## TASK INSTRUCTIONS:
Each line of the data below that holds the word "이천년대의" is to be reported in full.
(Beginning of EXERCISE INPUT)
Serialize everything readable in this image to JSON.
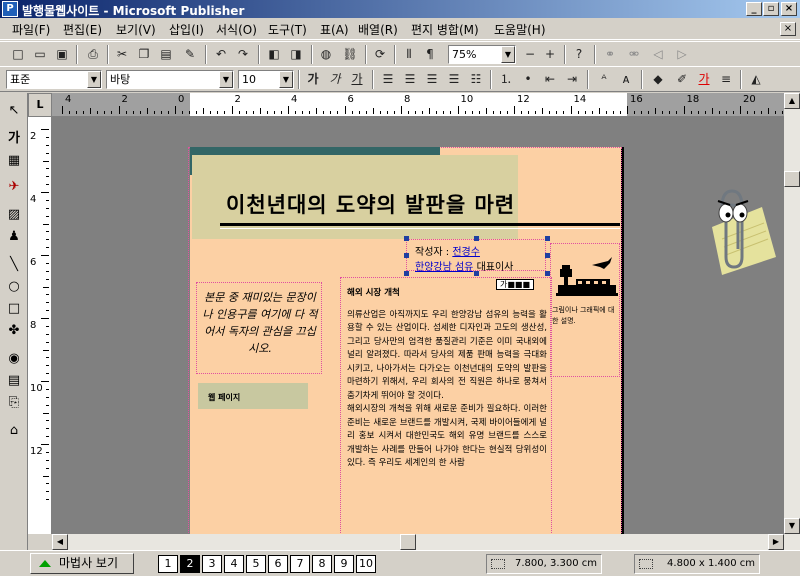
{
  "window": {
    "title": "발행물웹사이트 - Microsoft Publisher",
    "app_icon": "publisher-icon"
  },
  "menu": {
    "items": [
      "파일(F)",
      "편집(E)",
      "보기(V)",
      "삽입(I)",
      "서식(O)",
      "도구(T)",
      "표(A)",
      "배열(R)",
      "편지 병합(M)",
      "도움말(H)"
    ]
  },
  "toolbar": {
    "zoom": "75%",
    "buttons": [
      "new-icon",
      "open-icon",
      "save-icon",
      "print-icon",
      "cut-icon",
      "copy-icon",
      "paste-icon",
      "format-painter-icon",
      "undo-icon",
      "redo-icon",
      "bring-front-icon",
      "send-back-icon",
      "web-icon",
      "hyperlink-icon",
      "refresh-icon",
      "columns-icon",
      "paragraph-icon",
      "zoom-out-icon",
      "zoom-in-icon",
      "help-icon"
    ]
  },
  "format": {
    "style": "표준",
    "font": "바탕",
    "size": "10",
    "bold_label": "가",
    "italic_label": "가",
    "underline_label": "가",
    "font_color_label": "가"
  },
  "ruler": {
    "corner_label": "L",
    "h_numbers": [
      "4",
      "2",
      "0",
      "2",
      "4",
      "6",
      "8",
      "10",
      "12",
      "14",
      "16",
      "18",
      "20"
    ],
    "v_numbers": [
      "2",
      "4",
      "6",
      "8",
      "10",
      "12"
    ]
  },
  "document": {
    "headline": "이천년대의 도약의 발판을 마련",
    "author_prefix": "작성자 :",
    "author_name": "전경수",
    "company": "한양강남 섬유",
    "role": "대표이사",
    "small_frame": "가■■■",
    "quote": "본문 중 재미있는 문장이나 인용구를 여기에 다 적어서 독자의 관심을 끄십시오.",
    "label": "웹 페이지",
    "article_heading": "해외 시장 개척",
    "article_p1": "의류산업은 아직까지도 우리 한양강남 섬유의 능력을 활용할 수 있는 산업이다. 섬세한 디자인과 고도의 생산성, 그리고 당사만의 엄격한 품질관리 기준은 이미 국내외에 널리 알려졌다. 따라서 당사의 제품 판매 능력을 극대화 시키고, 나아가서는 다가오는 이천년대의 도약의 발판을 마련하기 위해서, 우리 회사의 전 직원은 하나로 뭉쳐서 춤기차게 뛰어야 할 것이다.",
    "article_p2": "해외시장의 개척을 위해 새로운 준비가 필요하다. 이러한 준비는 새로운 브랜드를 개발시켜, 국제 바이어들에게 널리 홍보 시켜서 대한민국도 해외 유명 브랜드를 스스로 개발하는 사례를 만들어 나가야 한다는 현실적 당위성이 있다. 즉 우리도 세계인의 한 사람",
    "caption": "그림이나 그래픽에 대한 설명."
  },
  "status": {
    "wizard": "마법사 보기",
    "pages": [
      "1",
      "2",
      "3",
      "4",
      "5",
      "6",
      "7",
      "8",
      "9",
      "10"
    ],
    "active_page": "2",
    "position": "7.800, 3.300 cm",
    "size": "4.800 x 1.400 cm"
  },
  "colors": {
    "page": "#fcd0a4",
    "banner": "#336666",
    "title_band": "#d8d0a0",
    "canvas": "#808080"
  }
}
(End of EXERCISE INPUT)
## EXPECTED ANSWER:
    "headline": "이천년대의 도약의 발판을 마련",
    "article_p1": "의류산업은 아직까지도 우리 한양강남 섬유의 능력을 활용할 수 있는 산업이다. 섬세한 디자인과 고도의 생산성, 그리고 당사만의 엄격한 품질관리 기준은 이미 국내외에 널리 알려졌다. 따라서 당사의 제품 판매 능력을 극대화 시키고, 나아가서는 다가오는 이천년대의 도약의 발판을 마련하기 위해서, 우리 회사의 전 직원은 하나로 뭉쳐서 춤기차게 뛰어야 할 것이다.",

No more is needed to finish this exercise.